And yet, there she is, owning the stage during her second Glastonbury appearance. And she deserves to be there.
Lucy’s music combines funky hip-hop with folk and acoustic pop, and her live performance benefits from her jokes and anecdotes, changing her performance into a little story rather than another gig.
Skinny Lister take the Avalon Tent straight after Lucy. They’re a band I always look forward to. Well-known for their high-energy show, the folk-punk six-piece from London are one of the acts that you need to see to fully understand.
You can’t just listen to them, you need to experience them and take part in one of their performances. Tragedy In A Minor changes the Avalon Tent into a sea of jumping, hands-raising festival goers.
Somerset locals The Blue Aeroplanes have the difficult task of keeping spirits up and people dancing. The rockers take the stage, joined by a dancer, and leave no doubt that they deserve the slot.
Their set is very different from the previous acts, combining alternative rock with post-punk and indie, and very different from the band that follows.
‘80s legends Bananarama (now a duo, Sara Dallin and Keren Woodward) fill the tent with music lovers of all ages.

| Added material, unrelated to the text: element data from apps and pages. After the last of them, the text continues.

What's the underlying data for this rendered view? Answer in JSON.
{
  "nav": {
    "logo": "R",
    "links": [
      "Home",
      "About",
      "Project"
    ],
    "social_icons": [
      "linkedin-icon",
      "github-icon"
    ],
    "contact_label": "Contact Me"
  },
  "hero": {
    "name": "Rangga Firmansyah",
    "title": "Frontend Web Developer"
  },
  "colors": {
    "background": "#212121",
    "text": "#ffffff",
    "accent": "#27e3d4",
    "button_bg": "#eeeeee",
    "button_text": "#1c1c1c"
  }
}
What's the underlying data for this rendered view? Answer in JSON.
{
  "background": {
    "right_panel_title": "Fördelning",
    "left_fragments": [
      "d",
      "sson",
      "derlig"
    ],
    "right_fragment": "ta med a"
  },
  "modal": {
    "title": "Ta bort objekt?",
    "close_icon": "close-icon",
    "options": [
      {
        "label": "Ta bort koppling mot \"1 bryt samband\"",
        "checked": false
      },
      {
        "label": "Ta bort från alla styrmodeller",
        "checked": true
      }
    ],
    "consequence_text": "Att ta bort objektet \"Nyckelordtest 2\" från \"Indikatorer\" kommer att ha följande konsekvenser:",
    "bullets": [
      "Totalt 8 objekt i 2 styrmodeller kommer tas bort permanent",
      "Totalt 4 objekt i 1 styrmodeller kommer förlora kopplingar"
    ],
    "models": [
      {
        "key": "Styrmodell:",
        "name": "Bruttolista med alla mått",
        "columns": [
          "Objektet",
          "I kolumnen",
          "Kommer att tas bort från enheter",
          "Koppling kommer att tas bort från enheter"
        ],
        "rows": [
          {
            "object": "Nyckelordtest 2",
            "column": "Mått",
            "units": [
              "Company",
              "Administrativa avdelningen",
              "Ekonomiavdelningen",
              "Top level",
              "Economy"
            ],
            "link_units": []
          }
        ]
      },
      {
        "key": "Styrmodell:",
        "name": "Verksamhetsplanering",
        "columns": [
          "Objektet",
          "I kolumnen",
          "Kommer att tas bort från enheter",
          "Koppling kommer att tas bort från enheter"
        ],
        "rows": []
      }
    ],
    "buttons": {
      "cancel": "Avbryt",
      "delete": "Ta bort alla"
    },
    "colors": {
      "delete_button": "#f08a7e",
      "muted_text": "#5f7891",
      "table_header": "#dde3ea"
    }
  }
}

Their set, consisting of their greatest hits like Cruel Summer, Venus, Robert De Niro’s Waiting, and Love In The First Degree turn the arena into a dance hall.
Next up: one of the most extraordinary acts I’ve seen at Glastonbury. Nahko And Medicine For The People are a world band led by Oregonian Nahko Bear, whose ancestry is a blend of Apache, Puerto Rican, and Filipino.
The six-member group treat music as a healing process rather than a performance art, and seek to lead, motivate, and inspire the global Tribe.
Finally, it’s time for Glastonbury’s own rock legends, Reef. Gary Stringer on vocals, Jesse Wood on guitar, Jack Bessant on bass, and Dominic Greensmith on drums gift the audience with a perfect close to the weekend. Forget The Cure and Robert Smith.
Stringer, a man whose smile and energy are infectious, climbs the tent pole, jumps around the stage, scales the barrier, and delivers a set of all-time fan favourites. Naked, Lone Rider, Revelation, and Place Your Hands are the night’s highlights.
And as the song comes to a close, so does my Glastonbury 2019. Monday morning can’t be avoided, and the temporary festival town will pack up for almost a year. In 2020 we’ll do it all again.
Photography and words by Edyta Krzesak